Your baby's immature digestive system is affected by swallowed air, which becomes trapped in bubble form in your baby's belly. By applying gentle pressure to your baby's abdomen, you can help release some of the bubbles while providing relief from the pain. Place two fingers below your baby's belly button and gently press downward. Avoid pushing so hard that your baby shows obvious discomfort. Hold for three to five seconds and release. Massaging your baby's belly in a downward motion can also help relieve gas pain.
Giving your baby time to burp after a feeding can help remove excess air through the mouth before it's trapped in the digestive system. If your baby is particularly gassy, you may need to burp her several times during one feeding, taking frequent breaks to pat your baby gently on her back until she burps and then restarting feeding. Otherwise, one burping at the end of the meal should be sufficient to help your baby digest formula or breast milk more easily and without pain.

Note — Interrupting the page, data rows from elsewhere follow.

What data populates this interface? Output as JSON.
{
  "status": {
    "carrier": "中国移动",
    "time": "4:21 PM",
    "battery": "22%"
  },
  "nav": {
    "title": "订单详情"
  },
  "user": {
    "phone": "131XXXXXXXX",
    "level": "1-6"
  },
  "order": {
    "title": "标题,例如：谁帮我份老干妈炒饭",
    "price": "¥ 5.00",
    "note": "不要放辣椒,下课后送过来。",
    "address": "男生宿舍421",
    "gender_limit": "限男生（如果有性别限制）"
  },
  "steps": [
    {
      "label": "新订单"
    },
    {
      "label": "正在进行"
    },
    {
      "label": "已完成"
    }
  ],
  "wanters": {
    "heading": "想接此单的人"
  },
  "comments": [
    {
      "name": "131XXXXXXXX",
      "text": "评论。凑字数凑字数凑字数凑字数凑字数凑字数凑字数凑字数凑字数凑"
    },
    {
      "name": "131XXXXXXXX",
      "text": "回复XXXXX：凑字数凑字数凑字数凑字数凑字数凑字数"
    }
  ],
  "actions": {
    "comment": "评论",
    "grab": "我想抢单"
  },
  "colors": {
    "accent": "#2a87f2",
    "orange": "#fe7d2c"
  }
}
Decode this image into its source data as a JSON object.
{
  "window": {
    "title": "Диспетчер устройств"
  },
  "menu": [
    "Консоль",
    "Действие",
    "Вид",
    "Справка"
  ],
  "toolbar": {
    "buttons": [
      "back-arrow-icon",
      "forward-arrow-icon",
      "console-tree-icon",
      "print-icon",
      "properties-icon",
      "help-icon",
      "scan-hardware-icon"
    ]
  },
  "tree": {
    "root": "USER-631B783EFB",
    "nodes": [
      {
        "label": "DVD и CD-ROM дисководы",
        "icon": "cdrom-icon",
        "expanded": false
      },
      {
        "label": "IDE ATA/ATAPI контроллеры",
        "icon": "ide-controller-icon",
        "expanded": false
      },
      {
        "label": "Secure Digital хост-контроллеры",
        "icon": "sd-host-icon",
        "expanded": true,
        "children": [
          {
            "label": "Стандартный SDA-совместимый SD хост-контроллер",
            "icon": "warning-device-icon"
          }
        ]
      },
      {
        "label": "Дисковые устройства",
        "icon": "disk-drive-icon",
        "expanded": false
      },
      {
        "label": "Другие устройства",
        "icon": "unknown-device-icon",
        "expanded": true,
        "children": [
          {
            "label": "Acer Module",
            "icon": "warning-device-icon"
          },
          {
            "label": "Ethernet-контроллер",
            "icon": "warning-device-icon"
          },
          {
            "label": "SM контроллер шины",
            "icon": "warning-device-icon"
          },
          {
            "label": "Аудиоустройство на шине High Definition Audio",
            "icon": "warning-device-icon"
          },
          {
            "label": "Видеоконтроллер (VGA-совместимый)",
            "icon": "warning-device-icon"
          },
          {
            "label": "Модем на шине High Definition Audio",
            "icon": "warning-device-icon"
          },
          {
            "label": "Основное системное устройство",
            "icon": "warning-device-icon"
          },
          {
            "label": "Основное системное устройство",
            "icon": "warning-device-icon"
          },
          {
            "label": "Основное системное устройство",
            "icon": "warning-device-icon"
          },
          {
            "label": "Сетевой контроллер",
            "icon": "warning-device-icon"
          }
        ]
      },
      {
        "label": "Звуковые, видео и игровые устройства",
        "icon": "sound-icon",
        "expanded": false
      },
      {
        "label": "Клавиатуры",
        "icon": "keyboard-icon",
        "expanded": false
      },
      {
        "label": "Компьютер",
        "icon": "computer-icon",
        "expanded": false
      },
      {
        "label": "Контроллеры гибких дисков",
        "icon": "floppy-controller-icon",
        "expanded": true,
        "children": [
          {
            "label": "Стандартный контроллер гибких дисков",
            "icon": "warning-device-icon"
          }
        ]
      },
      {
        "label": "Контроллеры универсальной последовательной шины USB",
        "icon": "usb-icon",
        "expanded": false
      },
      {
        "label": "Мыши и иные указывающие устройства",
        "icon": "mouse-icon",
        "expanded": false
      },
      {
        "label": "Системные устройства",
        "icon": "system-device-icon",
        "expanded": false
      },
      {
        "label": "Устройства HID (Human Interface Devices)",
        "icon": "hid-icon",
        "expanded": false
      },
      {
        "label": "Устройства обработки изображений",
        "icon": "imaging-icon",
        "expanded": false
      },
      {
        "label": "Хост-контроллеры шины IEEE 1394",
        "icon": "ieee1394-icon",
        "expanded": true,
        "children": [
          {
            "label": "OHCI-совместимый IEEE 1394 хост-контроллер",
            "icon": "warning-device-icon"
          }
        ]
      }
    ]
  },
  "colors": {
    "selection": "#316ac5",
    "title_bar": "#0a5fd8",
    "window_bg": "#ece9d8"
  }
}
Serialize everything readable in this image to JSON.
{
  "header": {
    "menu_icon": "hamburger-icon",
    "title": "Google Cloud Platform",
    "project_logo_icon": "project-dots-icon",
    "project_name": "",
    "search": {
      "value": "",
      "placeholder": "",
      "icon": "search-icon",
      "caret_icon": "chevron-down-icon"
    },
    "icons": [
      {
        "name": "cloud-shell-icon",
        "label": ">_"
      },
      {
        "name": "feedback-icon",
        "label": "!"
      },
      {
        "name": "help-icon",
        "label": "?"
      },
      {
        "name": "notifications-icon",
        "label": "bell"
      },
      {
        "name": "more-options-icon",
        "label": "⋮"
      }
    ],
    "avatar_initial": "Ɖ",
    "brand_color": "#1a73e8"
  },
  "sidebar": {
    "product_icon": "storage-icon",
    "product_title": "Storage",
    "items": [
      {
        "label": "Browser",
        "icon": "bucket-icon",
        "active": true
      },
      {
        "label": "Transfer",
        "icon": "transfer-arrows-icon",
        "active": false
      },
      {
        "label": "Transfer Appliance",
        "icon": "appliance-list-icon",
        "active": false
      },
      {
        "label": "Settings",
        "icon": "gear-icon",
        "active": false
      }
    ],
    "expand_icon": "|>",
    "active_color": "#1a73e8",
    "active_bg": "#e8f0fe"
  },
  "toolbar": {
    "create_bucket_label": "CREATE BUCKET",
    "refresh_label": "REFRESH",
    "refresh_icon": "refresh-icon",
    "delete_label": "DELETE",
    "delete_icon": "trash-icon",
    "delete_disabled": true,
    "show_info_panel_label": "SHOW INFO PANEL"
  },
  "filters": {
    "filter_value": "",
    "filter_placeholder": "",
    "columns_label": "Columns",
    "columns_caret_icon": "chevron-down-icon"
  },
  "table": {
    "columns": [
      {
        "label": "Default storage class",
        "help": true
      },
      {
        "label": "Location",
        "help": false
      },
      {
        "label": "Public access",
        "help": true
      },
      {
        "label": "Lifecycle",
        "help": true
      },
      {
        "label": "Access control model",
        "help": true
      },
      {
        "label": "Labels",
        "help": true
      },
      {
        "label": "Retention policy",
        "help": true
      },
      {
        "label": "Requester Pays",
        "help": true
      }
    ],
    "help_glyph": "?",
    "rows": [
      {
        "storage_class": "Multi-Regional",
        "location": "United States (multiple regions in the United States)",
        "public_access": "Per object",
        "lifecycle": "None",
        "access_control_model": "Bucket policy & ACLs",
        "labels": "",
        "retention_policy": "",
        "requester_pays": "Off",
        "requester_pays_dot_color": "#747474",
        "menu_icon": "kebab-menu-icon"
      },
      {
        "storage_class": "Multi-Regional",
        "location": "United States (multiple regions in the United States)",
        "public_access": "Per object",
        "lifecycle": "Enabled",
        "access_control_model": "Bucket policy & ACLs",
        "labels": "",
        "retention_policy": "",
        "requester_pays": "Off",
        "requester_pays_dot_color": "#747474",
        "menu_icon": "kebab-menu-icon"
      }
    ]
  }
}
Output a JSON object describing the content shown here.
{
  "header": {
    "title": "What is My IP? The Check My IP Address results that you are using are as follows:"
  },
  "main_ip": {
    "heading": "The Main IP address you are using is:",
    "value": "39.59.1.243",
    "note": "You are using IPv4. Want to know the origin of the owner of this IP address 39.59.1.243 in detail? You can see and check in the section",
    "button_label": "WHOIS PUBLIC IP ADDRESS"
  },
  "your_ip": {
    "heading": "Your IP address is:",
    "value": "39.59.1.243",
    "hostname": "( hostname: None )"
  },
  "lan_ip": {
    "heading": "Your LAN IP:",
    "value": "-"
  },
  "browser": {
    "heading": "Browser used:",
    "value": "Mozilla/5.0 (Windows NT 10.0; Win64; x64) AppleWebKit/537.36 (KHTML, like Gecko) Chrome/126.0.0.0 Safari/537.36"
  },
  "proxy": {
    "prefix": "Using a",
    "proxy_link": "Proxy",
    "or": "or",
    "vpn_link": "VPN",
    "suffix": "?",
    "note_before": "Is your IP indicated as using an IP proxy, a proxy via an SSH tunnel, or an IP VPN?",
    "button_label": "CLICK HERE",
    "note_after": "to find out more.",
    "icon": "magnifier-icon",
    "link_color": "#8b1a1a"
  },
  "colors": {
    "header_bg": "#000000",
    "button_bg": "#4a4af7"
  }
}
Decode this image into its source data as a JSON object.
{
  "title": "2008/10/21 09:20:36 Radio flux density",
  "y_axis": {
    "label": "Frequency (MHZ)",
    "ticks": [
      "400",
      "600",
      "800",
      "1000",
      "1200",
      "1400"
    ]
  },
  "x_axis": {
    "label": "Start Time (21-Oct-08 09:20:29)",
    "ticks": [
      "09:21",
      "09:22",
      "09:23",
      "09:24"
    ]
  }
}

Some of the best ways to get rid of gas pain in babies is to prevent them in the first place. Your feeding methods could be causing excess gas. Anytime your baby cries before or during a feeding, he's swallowing excess air which could cause pains later. Feed when your baby is calm. Babies can also become gassy if the enzymes from gassy foods are transferred through breast milk. Cut gas-inducing foods such as beans and cauliflower from your diet to see if it makes a difference in your baby's comfort after eating.